[Dataset rows for apps and sites]
--- START ---

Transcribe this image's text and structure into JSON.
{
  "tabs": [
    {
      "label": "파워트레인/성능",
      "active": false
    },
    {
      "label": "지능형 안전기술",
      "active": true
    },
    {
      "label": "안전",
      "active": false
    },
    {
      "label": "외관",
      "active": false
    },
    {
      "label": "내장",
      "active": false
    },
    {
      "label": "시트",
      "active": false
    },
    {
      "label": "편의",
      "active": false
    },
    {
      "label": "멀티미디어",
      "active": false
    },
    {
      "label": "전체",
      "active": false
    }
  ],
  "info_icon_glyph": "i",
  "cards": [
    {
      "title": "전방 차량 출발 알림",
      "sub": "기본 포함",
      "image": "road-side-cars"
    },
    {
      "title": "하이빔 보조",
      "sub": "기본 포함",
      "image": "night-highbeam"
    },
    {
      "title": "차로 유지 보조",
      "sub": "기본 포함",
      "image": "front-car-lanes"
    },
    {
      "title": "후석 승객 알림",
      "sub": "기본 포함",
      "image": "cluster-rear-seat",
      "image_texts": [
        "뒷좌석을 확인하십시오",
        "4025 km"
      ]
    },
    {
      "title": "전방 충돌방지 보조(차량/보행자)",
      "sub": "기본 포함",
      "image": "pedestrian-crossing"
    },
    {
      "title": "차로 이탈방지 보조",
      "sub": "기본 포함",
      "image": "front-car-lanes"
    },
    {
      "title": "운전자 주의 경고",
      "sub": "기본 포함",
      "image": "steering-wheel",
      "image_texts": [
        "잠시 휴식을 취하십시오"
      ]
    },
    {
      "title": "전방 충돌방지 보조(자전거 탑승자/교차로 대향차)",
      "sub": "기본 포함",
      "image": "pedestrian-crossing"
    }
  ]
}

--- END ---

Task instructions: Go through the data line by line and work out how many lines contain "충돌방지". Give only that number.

Your response: 2